Sunday, August 17, 2014

SS #022 - Under-read Comics

Shortbox Showcase #22  - The Best Comics You've Probably Never Heard Of!

Professor Alan and Emily talk about their favorite under-read comic books. They discuss the difference between under-rated and under-read, and then talk about some comics that should be read by more people, like Evangeline, Demon Knights, Baker Street, and Sword of the Atom.

Do you have your own favorite "ignored" books? Send e-mail feedback to and let us know your choices. 

Click on the player below to listen to the episode

Right-click to download episode directly 

Promo #1: Pop Culture Affidavit
Promo #2: Superman in the Bronze Age

Link: Professor Alan's blog post on Baker Street 1-5. And issues 6-10.

You may also subscribe to the podcast through iTunes or the RSS Feed.
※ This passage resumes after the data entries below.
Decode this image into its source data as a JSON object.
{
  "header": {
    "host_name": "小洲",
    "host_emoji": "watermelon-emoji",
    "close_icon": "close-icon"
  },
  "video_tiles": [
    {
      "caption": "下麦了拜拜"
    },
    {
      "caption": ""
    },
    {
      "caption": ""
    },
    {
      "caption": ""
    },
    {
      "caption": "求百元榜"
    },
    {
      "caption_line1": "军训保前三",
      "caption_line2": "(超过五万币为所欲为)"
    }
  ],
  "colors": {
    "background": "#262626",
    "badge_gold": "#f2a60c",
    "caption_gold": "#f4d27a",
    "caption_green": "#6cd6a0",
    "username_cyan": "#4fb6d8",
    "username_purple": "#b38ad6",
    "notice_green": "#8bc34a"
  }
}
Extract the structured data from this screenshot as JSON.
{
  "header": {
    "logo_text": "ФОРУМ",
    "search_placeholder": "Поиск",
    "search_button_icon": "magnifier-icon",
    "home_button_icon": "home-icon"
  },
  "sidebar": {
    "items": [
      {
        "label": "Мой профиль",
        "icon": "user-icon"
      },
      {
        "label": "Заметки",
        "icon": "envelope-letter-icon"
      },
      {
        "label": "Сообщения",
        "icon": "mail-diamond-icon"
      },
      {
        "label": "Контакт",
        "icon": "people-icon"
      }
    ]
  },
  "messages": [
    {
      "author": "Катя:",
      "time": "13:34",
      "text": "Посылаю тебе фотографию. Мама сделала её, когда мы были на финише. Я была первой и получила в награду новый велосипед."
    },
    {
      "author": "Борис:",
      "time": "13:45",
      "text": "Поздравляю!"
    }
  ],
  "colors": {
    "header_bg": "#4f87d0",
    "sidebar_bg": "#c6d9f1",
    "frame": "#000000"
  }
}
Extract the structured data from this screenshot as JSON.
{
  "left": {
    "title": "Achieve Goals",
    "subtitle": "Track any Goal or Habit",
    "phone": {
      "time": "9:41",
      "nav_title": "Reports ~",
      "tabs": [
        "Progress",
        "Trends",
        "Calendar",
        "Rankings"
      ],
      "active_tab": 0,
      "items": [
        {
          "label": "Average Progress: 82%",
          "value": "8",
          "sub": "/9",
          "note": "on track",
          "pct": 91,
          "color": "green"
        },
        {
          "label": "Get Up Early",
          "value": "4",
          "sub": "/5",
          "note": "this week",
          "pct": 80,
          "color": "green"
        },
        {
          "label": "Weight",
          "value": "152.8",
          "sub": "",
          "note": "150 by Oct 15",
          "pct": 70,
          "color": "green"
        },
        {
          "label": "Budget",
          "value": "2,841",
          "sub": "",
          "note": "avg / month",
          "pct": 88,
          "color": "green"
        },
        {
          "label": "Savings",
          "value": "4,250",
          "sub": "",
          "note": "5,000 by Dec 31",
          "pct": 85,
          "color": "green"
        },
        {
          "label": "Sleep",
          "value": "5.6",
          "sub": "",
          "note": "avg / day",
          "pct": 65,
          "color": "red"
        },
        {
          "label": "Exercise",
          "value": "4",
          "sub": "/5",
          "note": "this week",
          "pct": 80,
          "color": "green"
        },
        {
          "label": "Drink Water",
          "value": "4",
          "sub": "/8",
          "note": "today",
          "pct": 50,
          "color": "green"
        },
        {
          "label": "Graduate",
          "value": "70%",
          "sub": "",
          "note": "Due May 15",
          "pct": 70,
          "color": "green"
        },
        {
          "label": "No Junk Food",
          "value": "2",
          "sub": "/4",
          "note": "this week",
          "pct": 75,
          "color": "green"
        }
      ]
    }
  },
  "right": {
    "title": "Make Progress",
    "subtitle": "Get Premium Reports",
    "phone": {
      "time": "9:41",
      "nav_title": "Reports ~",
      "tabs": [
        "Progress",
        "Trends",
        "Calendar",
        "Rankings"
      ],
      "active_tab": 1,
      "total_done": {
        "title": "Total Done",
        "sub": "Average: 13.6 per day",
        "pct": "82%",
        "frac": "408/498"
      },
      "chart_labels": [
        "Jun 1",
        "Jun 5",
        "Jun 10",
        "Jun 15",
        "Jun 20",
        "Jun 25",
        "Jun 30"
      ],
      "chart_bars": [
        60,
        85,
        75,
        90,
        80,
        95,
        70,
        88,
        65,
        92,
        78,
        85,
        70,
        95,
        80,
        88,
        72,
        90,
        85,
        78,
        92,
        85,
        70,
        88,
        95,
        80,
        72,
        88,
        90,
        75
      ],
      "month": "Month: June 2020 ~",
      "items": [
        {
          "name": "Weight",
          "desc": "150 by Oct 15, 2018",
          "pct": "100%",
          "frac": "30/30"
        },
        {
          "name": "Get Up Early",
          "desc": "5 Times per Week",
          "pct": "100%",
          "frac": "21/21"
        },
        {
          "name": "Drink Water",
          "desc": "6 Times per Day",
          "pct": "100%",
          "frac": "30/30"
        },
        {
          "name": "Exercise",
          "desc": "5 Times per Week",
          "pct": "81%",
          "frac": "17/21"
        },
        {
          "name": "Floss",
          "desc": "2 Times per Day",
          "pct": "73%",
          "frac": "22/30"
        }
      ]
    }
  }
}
You can follow Professor Alan on twitter @ProfessorAlan


  1. One of my favorite under-read comics is the 70s Marvel book The Human Fly. It was a predecessor of sorts to Dazzler in that they wanted to hire a real person (stunt-man in this case, pop star in that) to take on the "identity" of the hero so as to spread the book to broader markets, and this was them trying to tie into the daredevil stunt-man craze of the period, which they'd already had success with in the rejiggering of Ghost Rider.

    The stories were often mundane and quaint, but Human Fly was one of the first titles Bill Mantlo was handed to develop from the ground up, and he turned it into a nice tale of a man so heavily injured that most of his bones have been lined with steel splints (one of several elements that make me pretty certain Millar read this before doing Kick-Ass), but was otherwise a normal guy who then turned to doing stunt shows. He was kind of a what-if character exploring the exhibition stage of Spider-Man's early career, showing that had he kept doing so wouldn't actually prevent him from also being a hero and doing good. And Human Fly got through everything because he had this secret support team of disabled former stunt performers who all pulled together for this cause, and gradually work out ways to do together as a team what they're no longer capable of doing individually. It was a really fun, quietly clever and entertaining book, and is one of the reasons Mantlo became the go-to guy for adapting odd licensed work nobody else could figure out. Sadly, I believe the contracts make this yet another Mantlo title that can't be brought back into print anytime soon, which is also an issue that cropped up with Dazzler for a while before they were ultimately able to sort that one out.

  2. As always, thanks for the feedback, Noel. There is actually an issue of Human Fly in the Quarter-Bin database, and with this recommendation, I may need to adjust the randomness quotient at some point in the near future .......

  3. This episode just popped up in my feed thanks to one of those frequent and inexplicable iTunes apoplexies, but I'm glad it did. It gives me the chance to cheer your love of Maze Agency ("Moonlighting" meets "Nancy Drew") and Baker Street. Both excellent reads, even if the latter left far too much unresolved.

    While I'll confess that much of the Indie B&W stuff was amateurish rubbish (How the heck did " The Crow," a comic that owed its entire existence to Joy Division lyrics and astonishingly naive tastes in art, ever becomes not one, but several feature films? Seriously!), I will stand up for Marvel's Savage Tales, which utilized B&W to showcase some truly breathtaking pencils and inks which would have been swallowed up by the coloring processes of the Bronze Age. Likewise the Warren books. B&W has its merits.

    On another tip, Emily should check out Lieutenant Blueberry if she hasn't already. The most "western" looking Western this side of vintage Jonah Hex, and a chance to see what Moebius and Charlie can do with the American Western. Pretty pretty!

    Finally, just a few stray comments about the Age of the Indies. 1. Xenozoic Tales was under-read and under-written. 2. Concrete could be charming if ultimately forgettable. 3. To hell with Dave Sim. 4. Even the worst of amateur B&W Indies were better than the pinup-driven age that followed. 5. Seriously, Dave Sim is a douchecanoe.

    Best wishes from your podcast past, and have a pleasant present,